 Charging by Induction Bringing a charged object near a conductor & then grounding the conductor will cause electrons to move on or off the conductor. (The electrons move from or to ground, respectively.) As a result, the two objects will become oppositely charged.

This one is easier said than understood. Let's look at some examples. In this movie, a negatively charged rod is used to give a positive charge to an electroscope. Be sure to note not only what happens, but in what order. Also notice how the charged strip is used to test for the sign of the charge on the electroscope.

Did you catch all that? Then try this one.

1. To charge the electroscope by induction, which should be removed first?

 the charged rod the connection to ground

Let's make sure you're clear on how charging by induction works with an animation.

Please note that the excess charges on the conducting ball in the previous animation were spread over the outside of the ball, even if the ball is solid. We'll learn why later.

7. Polarization Revisited

We learned earlier that a neutral body can have some of its charge redistributed into positive and negative regions if a charged object was brought nearby. We say that the uncharged body becomes polarized by induction. By this we mean that the charged body doesn't actually supply the charges, rather, its effect is to redistribute the charges already in the neutral body. (Actually the body doesn't have to be neutral, but we'll assume that it is for simplicity.)

Understanding this, we can now explain our ability to attract a neutral can to our plastic strip in the Zap lab.

Attraction due to Induced Polarization - Conductors

The law of charges says that likes repel and unlikes attract. In the Zap lab you found that sometimes a charged body attracts a neutral body. Is this a third part of the law? Watch this movie to remind yourself of how this worked.

To understand how attraction between a charged and a neutral body works you need to realize that matter is composed of particles that have charge. It is these particles that are attracted to each other, not their parent bodies as a whole. The force on the parent body is just the sum of these individual forces. Watch this animation and see if you can deduce an explanation. You'll need to go beyond the law of charges to include another factor besides charge.
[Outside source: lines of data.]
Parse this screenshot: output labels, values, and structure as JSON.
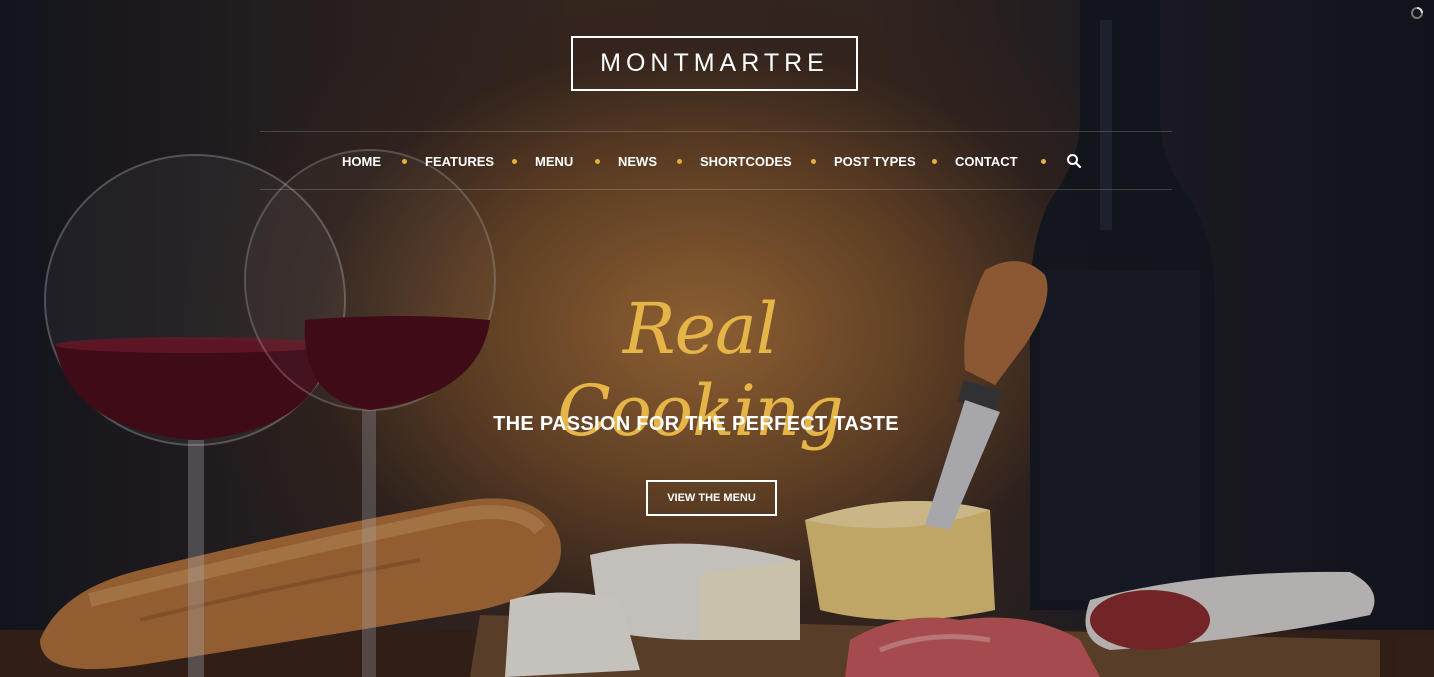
{
  "brand": {
    "logo_text": "MONTMARTRE"
  },
  "nav": {
    "items": [
      {
        "label": "HOME"
      },
      {
        "label": "FEATURES"
      },
      {
        "label": "MENU"
      },
      {
        "label": "NEWS"
      },
      {
        "label": "SHORTCODES"
      },
      {
        "label": "POST TYPES"
      },
      {
        "label": "CONTACT"
      }
    ],
    "search_icon": "search-icon"
  },
  "hero": {
    "headline": "Real Cooking",
    "subheadline": "THE PASSION FOR THE PERFECT TASTE",
    "cta_label": "VIEW THE MENU",
    "background": "wine-cheese-bread-still-life"
  },
  "colors": {
    "accent": "#e6b548",
    "nav_dot": "#e3b23c",
    "text": "#ffffff",
    "wine": "#5a0f1c"
  }
}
So, how do we explain this attraction of a neutral conductor? The answer lies in the distance between the charges. It should be clear from your experience that electrostatic forces drop off with distance. If a body is polarized by a charged body, the side with like charge is farther away from the inducing body than the side with the opposite charge. Whenever this occurs, the two bodies will always be attracted.

How does this explain the attraction of the metal can in the lab?
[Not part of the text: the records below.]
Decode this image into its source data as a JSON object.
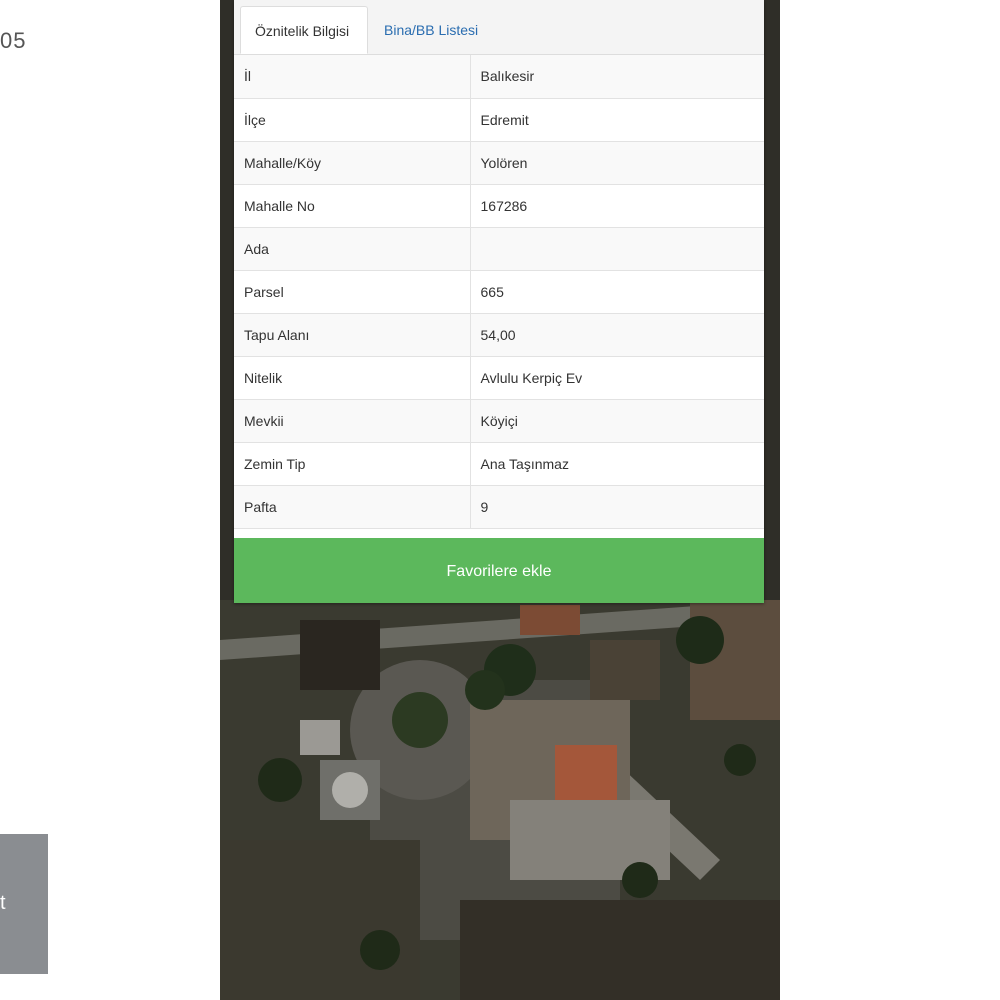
{
  "page": {
    "number_text": "05",
    "side_button_text": "t"
  },
  "panel": {
    "tabs": [
      {
        "label": "Öznitelik Bilgisi",
        "active": true
      },
      {
        "label": "Bina/BB Listesi",
        "active": false
      }
    ],
    "rows": [
      {
        "key": "İl",
        "value": "Balıkesir"
      },
      {
        "key": "İlçe",
        "value": "Edremit"
      },
      {
        "key": "Mahalle/Köy",
        "value": "Yolören"
      },
      {
        "key": "Mahalle No",
        "value": "167286"
      },
      {
        "key": "Ada",
        "value": ""
      },
      {
        "key": "Parsel",
        "value": "665"
      },
      {
        "key": "Tapu Alanı",
        "value": "54,00"
      },
      {
        "key": "Nitelik",
        "value": "Avlulu Kerpiç Ev"
      },
      {
        "key": "Mevkii",
        "value": "Köyiçi"
      },
      {
        "key": "Zemin Tip",
        "value": "Ana Taşınmaz"
      },
      {
        "key": "Pafta",
        "value": "9"
      }
    ],
    "favorite_button_label": "Favorilere ekle"
  },
  "colors": {
    "accent_green": "#5cb85c",
    "tab_link": "#2a6db0",
    "map_dark": "#2b2a25"
  }
}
Here's an interesting extension to the previous phenomenon. Watch this movie and discuss the extra events at the end. How do you explain how we go from attraction to repulsion? Draw a sequence of diagrams to explain each step.

Attraction due to Induced Polarization - Insulators

It's time for you to do a little demonstration. Inflate a rubber balloon. Rub it against a soft fabric like a cotton shirt. This will charge it up. You will find that the balloon will be attracted to everything around you even though most of those things are neutral. Try it. We know why it's attracted to conductors, but how about insulators. Bring the balloon near another uncharged balloon or some other piece of plastic. There will be a strong attraction. While you're figuring this one out, park your balloon on the wall of the room. It will probably stay quite contentedly even though the paint is a pretty good insulator.

So, how do you explain this one?
Here are some clues. There is again some re-distribution of charge even though there is no conduction of charge. How can charges be re-distributed even if they never leave their home molecule? Think of yourself as one of the many electrons zipping around a nucleus. If a large negative charge came nearby, how might that affect your motion? How might your orbit be affected?

The nearby charge distorts some of the electron orbits so that the atom itself is polarized in that the average location of its negative charge which is at sort of the center of mass of the electron orbits is a bit offset from it's nucleus, it's positive charge carrier.